Extension Not Tension

Many people embrace yoga asanas as a way of getting rid of muscle tension. Muscle tension is when your muscles stay partially contracted for a period of time, at first causing them to feel stiff and achy, and eventually leading to chronic pain. Muscle tension can not only affect the free movement of our joints but also our breathing, circulatory systems and our nerve pathways. In fact, all our bodily functions can be affected by tension.

Some tension is carried with us into the asana class while other tension is created there. The tension from our everyday life can be caused by a number of factors:

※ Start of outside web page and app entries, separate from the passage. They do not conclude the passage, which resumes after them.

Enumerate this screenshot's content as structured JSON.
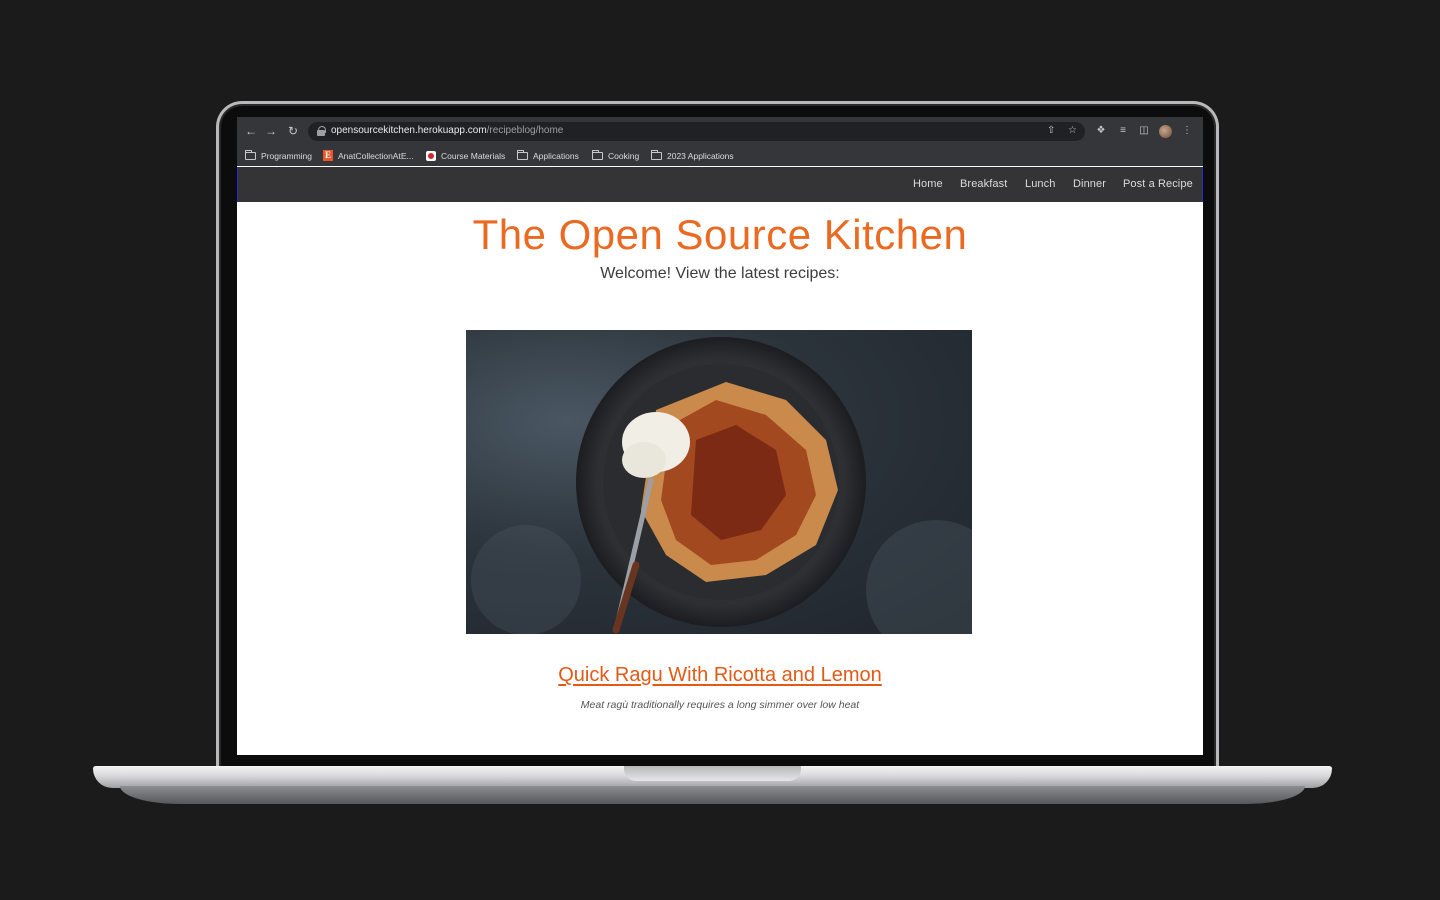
{
  "browser": {
    "url_host": "opensourcekitchen.herokuapp.com",
    "url_path": "/recipeblog/home",
    "bookmarks": [
      {
        "label": "Programming",
        "icon": "folder-icon"
      },
      {
        "label": "AnatCollectionAtE...",
        "icon": "etsy-icon"
      },
      {
        "label": "Course Materials",
        "icon": "course-icon"
      },
      {
        "label": "Applications",
        "icon": "folder-icon"
      },
      {
        "label": "Cooking",
        "icon": "folder-icon"
      },
      {
        "label": "2023 Applications",
        "icon": "folder-icon"
      }
    ]
  },
  "site": {
    "nav": [
      "Home",
      "Breakfast",
      "Lunch",
      "Dinner",
      "Post a Recipe"
    ],
    "title": "The Open Source Kitchen",
    "welcome": "Welcome! View the latest recipes:",
    "recipe": {
      "title": "Quick Ragu With Ricotta and Lemon",
      "description": "Meat ragù traditionally requires a long simmer over low heat"
    }
  },
  "colors": {
    "accent": "#ea6a22",
    "nav_bg": "#343436",
    "page_bg": "#1b1b1b"
  }
}
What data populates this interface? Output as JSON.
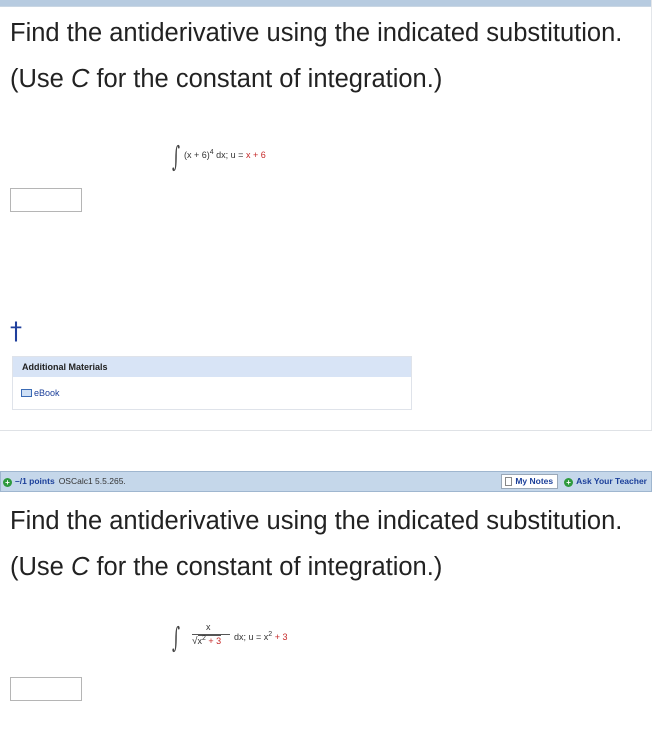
{
  "questions": [
    {
      "text_before": "Find the antiderivative using the indicated substitution. (Use ",
      "text_var": "C",
      "text_after": " for the constant of integration.)",
      "integral": {
        "integrand": "(x + 6)",
        "exponent": "4",
        "dx": " dx;  u = ",
        "sub_x": "x",
        "sub_rest": " + 6"
      }
    },
    {
      "text_before": "Find the antiderivative using the indicated substitution. (Use ",
      "text_var": "C",
      "text_after": " for the constant of integration.)",
      "integral": {
        "numerator": "x",
        "denominator_x": "x",
        "denominator_exp": "2",
        "denominator_rest": " + 3",
        "dx": "dx;  u = x",
        "sub_exp": "2",
        "sub_rest": " + 3"
      }
    }
  ],
  "footnote_marker": "†",
  "additional_materials": {
    "title": "Additional Materials",
    "ebook_label": "eBook"
  },
  "question_bar": {
    "points": "–/1 points",
    "source": "OSCalc1 5.5.265.",
    "my_notes": "My Notes",
    "ask_teacher": "Ask Your Teacher"
  },
  "icons": {
    "ebook": "book-icon",
    "notes": "note-icon",
    "expand": "plus-circle-icon",
    "ask": "plus-circle-icon"
  },
  "colors": {
    "accent_red": "#c62828",
    "link_blue": "#1b3f9a",
    "bar_bg": "#c5d7ea",
    "materials_head": "#d8e4f6"
  }
}
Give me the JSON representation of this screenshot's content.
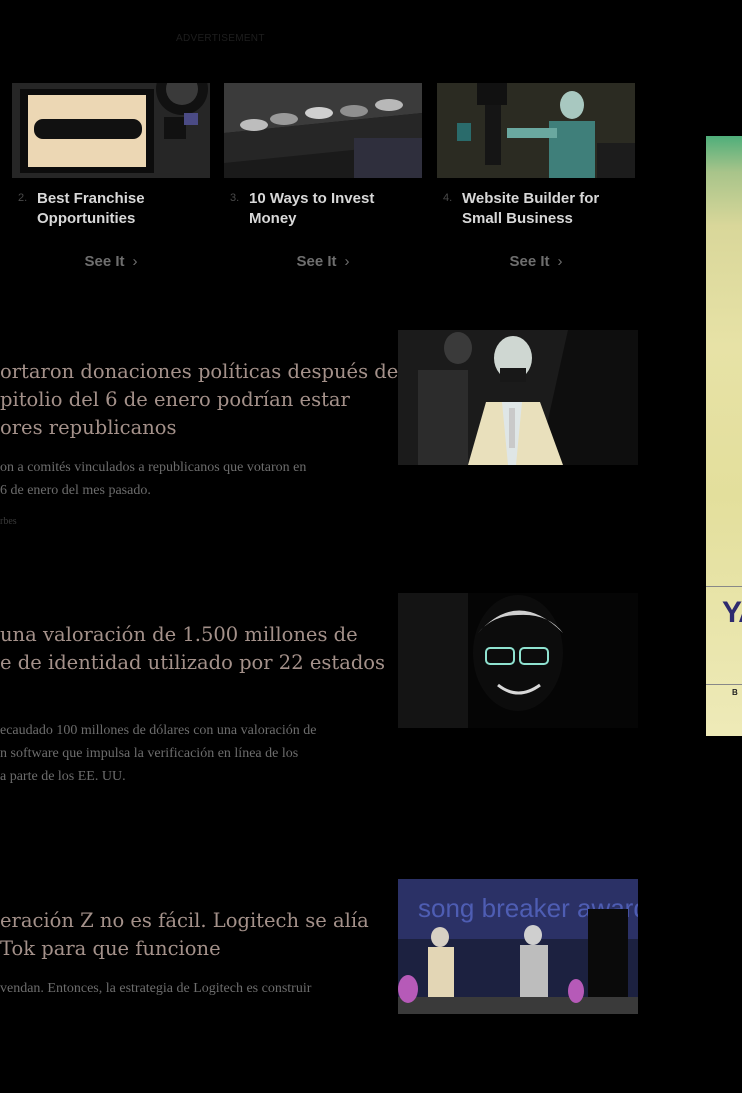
{
  "ad_label": "ADVERTISEMENT",
  "sponsored": [
    {
      "number": "2.",
      "title": "Best Franchise Opportunities",
      "cta": "See It",
      "cta_icon": "chevron-right-icon"
    },
    {
      "number": "3.",
      "title": "10 Ways to Invest Money",
      "cta": "See It",
      "cta_icon": "chevron-right-icon"
    },
    {
      "number": "4.",
      "title": "Website Builder for Small Business",
      "cta": "See It",
      "cta_icon": "chevron-right-icon"
    }
  ],
  "articles": [
    {
      "headline_lines": [
        "ortaron donaciones políticas después de",
        "pitolio del 6 de enero podrían estar",
        "ores republicanos"
      ],
      "summary_lines": [
        "on a comités vinculados a republicanos que votaron en",
        "6 de enero del mes pasado."
      ],
      "byline": "rbes"
    },
    {
      "headline_lines": [
        "una valoración de 1.500 millones de",
        "e de identidad utilizado por 22 estados"
      ],
      "summary_lines": [
        "ecaudado 100 millones de dólares con una valoración de",
        "n software que impulsa la verificación en línea de los",
        "a parte de los EE. UU."
      ]
    },
    {
      "headline_lines": [
        "eración Z no es fácil. Logitech se alía",
        "Tok para que funcione"
      ],
      "summary_lines": [
        " vendan. Entonces, la estrategia de Logitech es construir"
      ],
      "image_text": "song breaker awards"
    }
  ],
  "side_ad": {
    "text": "YA",
    "small": "B"
  },
  "colors": {
    "background": "#000000",
    "headline": "#a4918a",
    "summary": "#6d6d6d",
    "sponsor_title": "#d8d8d8"
  }
}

  • According to body type some people just naturally seem to have tighter muscles and joints than others and this may interfere with things that I want to do. If I have naturally tight hamstrings for example I might find it hard to sit on the floor for any length of time.
  • The way we use our body may create long term tension. For example repetitive actions from the sport we play or the type of work we do may create patterns of tension in our body.
  • Postural misalignments can cause long term tension. For example a rounded upper spine creates tension through the shoulders and shoulder blades, whereas a sway back can create tension in the lower back.
  • Unconscious, chronic holding of muscles in response to emotional upsets can also cause shortening of muscles and stiffness in the joints they pass over, which restricts the free flow of energy. In fact a common place to hold stress is the midriff area – the diaphragm/solar plexus area. Tension in this area restricts our breathing, our digestion and blood pressure.

Yoga asanas help to relieve this tension, but on the other hand the way we approach our asanas can also be a source of tension.

Asanas can create tension: 

  • If they are performed without awareness; our attention should always be focused on the pose and the breath while keeping a softness deep within. The eyes, jaw, shoulders and diaphragm should be relaxed and soft.
  • If we have a competitive attitude; competition means goal setting and comparing ourselves to others with an emotional response of either; ‘I’m better or worse than the other person.’ Both attitudes create tension.
  • If we are striving too hard to achieve the pose, staying in it too long etc
  • If we have a negative mind set i.e. this is hard, I hate this pose etc.
  • If we hold our breath.
  • If we try to impose the pose on our body rather than opening up to it

Achieving, striving and competing might get us into a pose that looks right externally, but we will be missing out on releasing our layers of tension and achieving the full potential of the pose.

While we are in a pose we should be able to feel the breath creating a very subtle movement throughout the whole body. The inward breath expands and the outward breath gently contracts.

When our body is soft and open we will be able to feel the energy rising from the core up to the crown of the head, spreading from the core to the palms of the hands and finger tips, and from the core to the soles of the feet and toes. The breath will subtly expand to each periphery as we inhale and draw back to the core as we exhale.

Tension is not released through pulling the muscle into a lengthened position. The muscle will relax and lengthen in response to the call of the nervous system. We must quiet our nervous system with the breath.

Focusing on this radiating breath above will help you relax within asanas.

When we can quieten the mind and simply feel the breath moving within the pose then we will begin to release tension and feel the intrinsic benefit of the asana.


By Vrndavan Dasi
Founder and Principal of Veda Yoga Teacher Training